(Input for this task begins)
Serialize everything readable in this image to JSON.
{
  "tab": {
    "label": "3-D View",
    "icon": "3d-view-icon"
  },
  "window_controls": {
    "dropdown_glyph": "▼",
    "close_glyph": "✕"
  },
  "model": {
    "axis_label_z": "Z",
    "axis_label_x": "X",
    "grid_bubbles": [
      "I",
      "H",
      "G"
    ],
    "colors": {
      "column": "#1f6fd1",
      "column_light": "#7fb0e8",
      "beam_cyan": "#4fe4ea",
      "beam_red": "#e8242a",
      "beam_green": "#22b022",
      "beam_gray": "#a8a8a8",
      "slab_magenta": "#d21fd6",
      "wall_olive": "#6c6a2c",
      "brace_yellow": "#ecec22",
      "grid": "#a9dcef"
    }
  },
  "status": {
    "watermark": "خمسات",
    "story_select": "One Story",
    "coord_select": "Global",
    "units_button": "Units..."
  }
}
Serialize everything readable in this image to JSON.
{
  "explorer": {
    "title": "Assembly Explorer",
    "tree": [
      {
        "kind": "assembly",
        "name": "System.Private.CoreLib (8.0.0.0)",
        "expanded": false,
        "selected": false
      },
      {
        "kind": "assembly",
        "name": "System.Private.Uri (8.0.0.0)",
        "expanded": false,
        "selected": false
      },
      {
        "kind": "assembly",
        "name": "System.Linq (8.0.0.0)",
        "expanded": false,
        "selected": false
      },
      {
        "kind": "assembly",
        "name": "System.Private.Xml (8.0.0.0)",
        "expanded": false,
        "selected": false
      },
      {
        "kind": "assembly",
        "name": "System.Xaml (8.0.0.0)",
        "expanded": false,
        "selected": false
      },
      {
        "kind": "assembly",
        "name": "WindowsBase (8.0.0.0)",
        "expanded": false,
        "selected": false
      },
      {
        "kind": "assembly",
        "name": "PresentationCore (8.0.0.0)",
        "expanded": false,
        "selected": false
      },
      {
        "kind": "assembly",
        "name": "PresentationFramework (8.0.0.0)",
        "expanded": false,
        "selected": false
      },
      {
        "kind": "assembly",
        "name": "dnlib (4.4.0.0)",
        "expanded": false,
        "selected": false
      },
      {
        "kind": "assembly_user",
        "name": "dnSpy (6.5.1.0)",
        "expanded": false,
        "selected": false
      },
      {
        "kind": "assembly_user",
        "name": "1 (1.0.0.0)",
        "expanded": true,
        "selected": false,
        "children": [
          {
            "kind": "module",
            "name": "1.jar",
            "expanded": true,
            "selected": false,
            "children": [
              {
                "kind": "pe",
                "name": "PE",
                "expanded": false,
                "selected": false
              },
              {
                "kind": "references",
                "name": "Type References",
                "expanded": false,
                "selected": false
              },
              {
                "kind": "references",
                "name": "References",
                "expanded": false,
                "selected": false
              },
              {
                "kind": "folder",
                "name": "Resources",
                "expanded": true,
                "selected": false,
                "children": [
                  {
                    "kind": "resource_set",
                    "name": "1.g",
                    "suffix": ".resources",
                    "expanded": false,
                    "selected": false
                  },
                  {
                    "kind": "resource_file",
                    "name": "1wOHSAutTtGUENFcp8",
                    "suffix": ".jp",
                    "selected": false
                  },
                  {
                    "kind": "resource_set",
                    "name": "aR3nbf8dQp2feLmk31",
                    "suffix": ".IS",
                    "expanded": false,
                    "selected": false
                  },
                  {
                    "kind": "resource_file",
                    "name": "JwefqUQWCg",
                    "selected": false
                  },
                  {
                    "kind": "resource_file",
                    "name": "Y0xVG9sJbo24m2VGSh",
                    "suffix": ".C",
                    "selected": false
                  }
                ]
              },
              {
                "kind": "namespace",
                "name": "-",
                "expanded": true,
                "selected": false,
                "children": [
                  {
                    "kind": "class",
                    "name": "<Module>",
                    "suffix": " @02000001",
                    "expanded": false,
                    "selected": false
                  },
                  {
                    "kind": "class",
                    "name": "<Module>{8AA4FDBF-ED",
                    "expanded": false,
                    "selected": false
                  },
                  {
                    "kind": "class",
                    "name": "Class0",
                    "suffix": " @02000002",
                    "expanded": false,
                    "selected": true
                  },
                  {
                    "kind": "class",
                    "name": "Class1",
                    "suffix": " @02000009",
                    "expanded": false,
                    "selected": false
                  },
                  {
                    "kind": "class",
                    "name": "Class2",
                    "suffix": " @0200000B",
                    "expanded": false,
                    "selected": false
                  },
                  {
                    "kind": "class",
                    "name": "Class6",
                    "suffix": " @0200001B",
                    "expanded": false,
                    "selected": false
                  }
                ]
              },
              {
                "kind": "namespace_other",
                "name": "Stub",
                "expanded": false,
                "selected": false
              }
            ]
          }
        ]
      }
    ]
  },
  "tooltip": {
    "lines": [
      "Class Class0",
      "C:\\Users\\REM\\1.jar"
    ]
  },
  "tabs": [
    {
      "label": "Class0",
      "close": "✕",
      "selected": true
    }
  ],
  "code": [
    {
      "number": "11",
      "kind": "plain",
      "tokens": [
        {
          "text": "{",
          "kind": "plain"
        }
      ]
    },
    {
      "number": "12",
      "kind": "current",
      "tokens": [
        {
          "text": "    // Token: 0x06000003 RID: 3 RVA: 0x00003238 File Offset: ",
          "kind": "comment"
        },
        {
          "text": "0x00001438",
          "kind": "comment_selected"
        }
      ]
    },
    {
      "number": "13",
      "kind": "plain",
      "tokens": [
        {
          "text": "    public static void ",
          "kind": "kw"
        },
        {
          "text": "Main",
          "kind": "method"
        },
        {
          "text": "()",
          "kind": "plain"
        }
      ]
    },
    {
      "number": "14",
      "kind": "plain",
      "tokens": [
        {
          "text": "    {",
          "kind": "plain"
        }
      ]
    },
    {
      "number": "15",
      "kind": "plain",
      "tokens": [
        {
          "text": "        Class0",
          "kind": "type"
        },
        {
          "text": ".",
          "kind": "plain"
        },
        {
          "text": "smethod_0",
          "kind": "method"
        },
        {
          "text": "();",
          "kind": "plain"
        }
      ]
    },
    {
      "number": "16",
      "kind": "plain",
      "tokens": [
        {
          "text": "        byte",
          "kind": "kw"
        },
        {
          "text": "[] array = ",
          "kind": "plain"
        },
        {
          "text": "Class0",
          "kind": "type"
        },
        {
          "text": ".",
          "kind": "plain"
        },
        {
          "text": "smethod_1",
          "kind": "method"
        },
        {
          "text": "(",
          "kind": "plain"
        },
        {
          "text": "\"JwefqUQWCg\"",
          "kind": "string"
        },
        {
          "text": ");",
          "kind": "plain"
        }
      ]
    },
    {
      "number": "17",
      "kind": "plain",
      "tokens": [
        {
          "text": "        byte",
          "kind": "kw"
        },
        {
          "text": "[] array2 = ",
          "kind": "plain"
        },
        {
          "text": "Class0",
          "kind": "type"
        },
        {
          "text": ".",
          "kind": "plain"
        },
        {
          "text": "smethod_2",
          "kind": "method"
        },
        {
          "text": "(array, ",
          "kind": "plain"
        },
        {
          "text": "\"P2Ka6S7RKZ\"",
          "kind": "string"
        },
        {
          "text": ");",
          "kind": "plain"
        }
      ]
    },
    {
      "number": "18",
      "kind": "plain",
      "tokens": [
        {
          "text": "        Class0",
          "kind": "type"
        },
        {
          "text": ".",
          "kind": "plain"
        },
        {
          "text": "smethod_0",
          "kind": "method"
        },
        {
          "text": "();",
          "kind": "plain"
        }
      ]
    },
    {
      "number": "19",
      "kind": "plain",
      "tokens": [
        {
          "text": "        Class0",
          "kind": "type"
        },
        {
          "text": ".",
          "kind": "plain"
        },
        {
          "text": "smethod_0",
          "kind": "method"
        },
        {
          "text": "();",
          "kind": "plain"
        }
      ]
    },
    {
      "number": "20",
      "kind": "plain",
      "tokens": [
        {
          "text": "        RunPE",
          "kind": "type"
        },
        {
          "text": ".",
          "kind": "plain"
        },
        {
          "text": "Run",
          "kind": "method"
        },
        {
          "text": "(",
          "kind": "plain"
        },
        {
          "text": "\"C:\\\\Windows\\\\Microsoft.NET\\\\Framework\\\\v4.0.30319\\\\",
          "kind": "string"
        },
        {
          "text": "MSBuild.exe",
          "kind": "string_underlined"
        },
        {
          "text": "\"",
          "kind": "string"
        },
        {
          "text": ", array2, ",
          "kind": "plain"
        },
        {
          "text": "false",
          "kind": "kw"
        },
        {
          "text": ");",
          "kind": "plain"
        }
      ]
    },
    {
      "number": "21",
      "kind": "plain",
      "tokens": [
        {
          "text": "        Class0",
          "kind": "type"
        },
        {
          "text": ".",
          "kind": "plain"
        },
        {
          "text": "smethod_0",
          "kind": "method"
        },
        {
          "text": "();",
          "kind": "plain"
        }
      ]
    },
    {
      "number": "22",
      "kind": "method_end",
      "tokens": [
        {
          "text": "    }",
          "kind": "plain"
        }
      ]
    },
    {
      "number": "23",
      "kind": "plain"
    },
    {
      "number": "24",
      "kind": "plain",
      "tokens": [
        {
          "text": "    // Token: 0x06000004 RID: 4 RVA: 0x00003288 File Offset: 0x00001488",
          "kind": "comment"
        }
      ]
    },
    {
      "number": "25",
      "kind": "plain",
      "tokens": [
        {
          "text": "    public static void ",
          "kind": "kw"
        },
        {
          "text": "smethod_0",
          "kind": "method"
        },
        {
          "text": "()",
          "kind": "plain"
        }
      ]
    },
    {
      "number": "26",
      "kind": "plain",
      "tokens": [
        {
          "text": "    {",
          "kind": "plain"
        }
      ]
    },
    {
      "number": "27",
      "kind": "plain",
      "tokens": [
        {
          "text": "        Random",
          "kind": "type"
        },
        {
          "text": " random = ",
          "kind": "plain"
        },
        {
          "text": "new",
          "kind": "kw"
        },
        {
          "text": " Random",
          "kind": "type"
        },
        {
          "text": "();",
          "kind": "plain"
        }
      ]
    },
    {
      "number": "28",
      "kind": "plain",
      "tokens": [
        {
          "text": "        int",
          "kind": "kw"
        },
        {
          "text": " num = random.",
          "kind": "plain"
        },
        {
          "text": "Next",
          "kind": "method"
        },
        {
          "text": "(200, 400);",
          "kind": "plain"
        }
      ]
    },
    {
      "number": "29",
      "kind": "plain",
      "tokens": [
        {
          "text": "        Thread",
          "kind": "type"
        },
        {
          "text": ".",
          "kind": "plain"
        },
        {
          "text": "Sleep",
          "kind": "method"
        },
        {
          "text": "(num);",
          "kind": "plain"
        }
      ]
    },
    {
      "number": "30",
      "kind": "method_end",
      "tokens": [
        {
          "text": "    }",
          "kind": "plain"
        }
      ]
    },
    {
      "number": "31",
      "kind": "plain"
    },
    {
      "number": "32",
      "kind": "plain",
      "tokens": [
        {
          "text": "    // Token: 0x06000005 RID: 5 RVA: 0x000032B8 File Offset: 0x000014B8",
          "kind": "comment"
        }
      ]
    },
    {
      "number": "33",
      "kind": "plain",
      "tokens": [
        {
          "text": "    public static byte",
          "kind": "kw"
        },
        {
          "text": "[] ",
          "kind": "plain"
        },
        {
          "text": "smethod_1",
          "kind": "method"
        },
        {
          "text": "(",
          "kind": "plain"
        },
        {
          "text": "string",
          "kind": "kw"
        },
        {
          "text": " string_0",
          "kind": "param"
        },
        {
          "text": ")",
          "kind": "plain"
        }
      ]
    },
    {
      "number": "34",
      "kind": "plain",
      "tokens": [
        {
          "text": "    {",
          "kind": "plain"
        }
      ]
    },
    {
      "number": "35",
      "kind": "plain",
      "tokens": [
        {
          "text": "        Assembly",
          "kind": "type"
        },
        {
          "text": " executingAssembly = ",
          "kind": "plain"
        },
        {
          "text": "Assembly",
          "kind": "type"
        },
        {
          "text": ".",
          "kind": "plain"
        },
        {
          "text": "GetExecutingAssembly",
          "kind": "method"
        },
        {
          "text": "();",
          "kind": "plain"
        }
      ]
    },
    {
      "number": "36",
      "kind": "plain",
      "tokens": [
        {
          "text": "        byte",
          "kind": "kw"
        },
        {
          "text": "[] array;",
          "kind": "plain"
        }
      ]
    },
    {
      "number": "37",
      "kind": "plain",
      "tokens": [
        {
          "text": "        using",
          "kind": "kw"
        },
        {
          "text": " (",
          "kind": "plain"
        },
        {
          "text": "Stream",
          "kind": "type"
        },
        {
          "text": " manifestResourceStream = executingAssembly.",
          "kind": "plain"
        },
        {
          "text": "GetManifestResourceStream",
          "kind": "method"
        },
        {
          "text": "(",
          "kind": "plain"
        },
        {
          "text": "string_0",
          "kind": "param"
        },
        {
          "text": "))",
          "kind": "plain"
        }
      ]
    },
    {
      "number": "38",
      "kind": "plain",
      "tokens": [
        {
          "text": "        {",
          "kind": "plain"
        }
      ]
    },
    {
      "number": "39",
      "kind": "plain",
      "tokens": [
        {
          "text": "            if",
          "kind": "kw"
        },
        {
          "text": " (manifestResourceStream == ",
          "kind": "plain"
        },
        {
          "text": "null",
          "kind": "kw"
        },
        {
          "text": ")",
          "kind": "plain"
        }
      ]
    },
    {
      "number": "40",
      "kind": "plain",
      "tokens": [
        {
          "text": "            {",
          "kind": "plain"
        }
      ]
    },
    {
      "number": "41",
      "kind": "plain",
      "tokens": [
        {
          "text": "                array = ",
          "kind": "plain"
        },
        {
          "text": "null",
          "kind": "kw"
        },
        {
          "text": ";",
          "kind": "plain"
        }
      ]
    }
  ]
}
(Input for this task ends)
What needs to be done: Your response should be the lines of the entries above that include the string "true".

Your solution:
        "expanded": true,
            "expanded": true,
                "expanded": true,
                "expanded": true,
                    "selected": true
      "selected": true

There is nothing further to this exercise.